The simplest way to describe how quick sort works is by way of an example.
Starting with a list of number that you want to sort
2 4 6 3 7 9 1
step one is to pick a value to act as a “pivot”. It is usual to pick one of the numbers that are actually in the list but this isn’t essential and it often leads to a misunderstanding of the overall method. However let’s stick with tradition and pick a roughly “middle” value, 3 say.
2 4 6 3 7 9 1
Step two uses the pivot value to divide the list into two parts. Values smaller than the pivot are moved to its left and values larger than the pivot are moved to its right.
2 1 3 7 9 6 4
Now you can see that the list is divided into two parts – values less than or equal to the pivot and values that are greater than the pivot –
<= | >
2 1 3 7 9 6 4
How does this help?
The list clearly isn’t fully sorted but you should be able to see that to put it into order there is no need to move any elements between the two parts.
The values bigger than the pivot may have to be rearranged to put the list in order but they don’t have to be swapped with any element in the “less than or equal to” portion. They might not be in exactly the right place but they are in the right “half” of the list.

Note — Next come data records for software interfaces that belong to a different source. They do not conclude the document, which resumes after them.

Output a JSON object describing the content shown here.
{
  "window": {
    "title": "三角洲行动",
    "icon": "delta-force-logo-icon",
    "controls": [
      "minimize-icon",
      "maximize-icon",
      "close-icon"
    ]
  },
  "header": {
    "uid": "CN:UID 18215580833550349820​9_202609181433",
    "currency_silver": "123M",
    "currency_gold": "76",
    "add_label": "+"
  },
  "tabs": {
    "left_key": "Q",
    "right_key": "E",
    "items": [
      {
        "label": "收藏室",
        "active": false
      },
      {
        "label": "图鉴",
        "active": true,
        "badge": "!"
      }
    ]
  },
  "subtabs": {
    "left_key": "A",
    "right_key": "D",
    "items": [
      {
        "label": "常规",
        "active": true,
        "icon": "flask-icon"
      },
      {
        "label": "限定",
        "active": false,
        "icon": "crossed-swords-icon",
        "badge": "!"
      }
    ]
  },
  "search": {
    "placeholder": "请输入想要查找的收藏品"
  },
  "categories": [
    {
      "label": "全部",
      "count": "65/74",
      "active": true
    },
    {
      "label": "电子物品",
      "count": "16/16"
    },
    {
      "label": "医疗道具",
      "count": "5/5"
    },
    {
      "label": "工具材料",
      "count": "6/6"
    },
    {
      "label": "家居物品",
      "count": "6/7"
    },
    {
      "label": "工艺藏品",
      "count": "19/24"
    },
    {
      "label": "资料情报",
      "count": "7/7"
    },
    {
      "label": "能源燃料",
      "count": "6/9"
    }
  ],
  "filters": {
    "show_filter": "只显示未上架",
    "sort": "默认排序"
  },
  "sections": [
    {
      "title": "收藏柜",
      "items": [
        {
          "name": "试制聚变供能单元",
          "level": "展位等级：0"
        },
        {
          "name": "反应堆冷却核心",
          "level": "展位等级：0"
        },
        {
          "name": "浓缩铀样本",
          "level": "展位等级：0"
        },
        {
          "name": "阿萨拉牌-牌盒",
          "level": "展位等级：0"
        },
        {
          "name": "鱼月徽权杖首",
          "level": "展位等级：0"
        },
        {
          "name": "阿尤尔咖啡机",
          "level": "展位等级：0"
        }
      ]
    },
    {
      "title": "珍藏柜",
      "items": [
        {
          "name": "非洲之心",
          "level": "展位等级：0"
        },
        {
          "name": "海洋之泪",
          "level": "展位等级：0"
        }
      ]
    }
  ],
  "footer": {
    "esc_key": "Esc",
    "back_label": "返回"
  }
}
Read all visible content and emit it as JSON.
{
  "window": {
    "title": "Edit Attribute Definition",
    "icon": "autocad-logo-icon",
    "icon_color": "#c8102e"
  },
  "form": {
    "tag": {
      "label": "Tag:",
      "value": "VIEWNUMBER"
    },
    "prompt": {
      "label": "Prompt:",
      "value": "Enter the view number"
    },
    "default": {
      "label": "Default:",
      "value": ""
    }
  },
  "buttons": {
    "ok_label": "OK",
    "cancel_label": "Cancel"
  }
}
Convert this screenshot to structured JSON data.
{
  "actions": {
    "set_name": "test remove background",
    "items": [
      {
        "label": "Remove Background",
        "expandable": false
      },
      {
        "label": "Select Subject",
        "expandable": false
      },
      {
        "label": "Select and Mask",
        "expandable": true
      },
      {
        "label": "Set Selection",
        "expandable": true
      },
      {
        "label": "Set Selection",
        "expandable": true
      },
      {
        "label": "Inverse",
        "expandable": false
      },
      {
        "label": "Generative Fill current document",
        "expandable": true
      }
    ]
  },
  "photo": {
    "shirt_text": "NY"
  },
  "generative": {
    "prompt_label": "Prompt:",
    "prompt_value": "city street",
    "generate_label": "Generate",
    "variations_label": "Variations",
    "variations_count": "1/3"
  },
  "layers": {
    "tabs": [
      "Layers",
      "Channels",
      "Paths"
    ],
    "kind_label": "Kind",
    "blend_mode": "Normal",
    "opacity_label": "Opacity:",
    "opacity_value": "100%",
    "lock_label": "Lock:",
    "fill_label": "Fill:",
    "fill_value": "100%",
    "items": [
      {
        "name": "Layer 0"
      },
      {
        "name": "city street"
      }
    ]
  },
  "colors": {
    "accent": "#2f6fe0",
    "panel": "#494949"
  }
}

As you only need to examine each value once and move it to its new location in theory the splitting should be possible to achieve in O(n) operations and so repeating the action until we reach a list with only one element – which is obviously in order – gives an algorithm that works in O(nlogn) which is a lot better than O(n^2) of most sorting algorithms.
Notice that there is no need for the pivot to be a value in the list of numbers the method still works. It still divides the list into values less than or equal to the pivot and greater than the pivot.
Of course for the method to be efficient the pivot should divide the list into two equal halves – and this means it is a good idea to choose a value that is in the list.
Practical in-place QS
That’s it. That’s all there is to the QS method – but in this form it isn’t very practical. The biggest problem is that we haven’t given an exact algorithm for doing the division and if possible this should be an “in-place” algorithm which sorts the values using nothing but the array that they are supplied in.
An “in-place” algorithm suggests that we need to use something that swaps values that need to be moved to opposite ends of the array. There is a sense in which this "swap" algorithm is an additional idea to the divide and conquer principle that gives us our basic quick sort as described so far.
Consider the following swap algorithm:
So the algorithm goes: scan from both ends until you find something that is in the wrong place and then swap them over.
- Start off from the left hand end of the array and scan along until you find the first value bigger than the pivot.
- Next scan from the right hand end of the array until you find the first value smaller than the pivot.
- Swap the two values and continue the scan from the left and the right.
This simple description hides a lot of detail.
The main problem is when does the scan stop and where is the division point for the array, i.e. where is the location that divides the list into values less than or equal to the pivot and values larger than the pivot?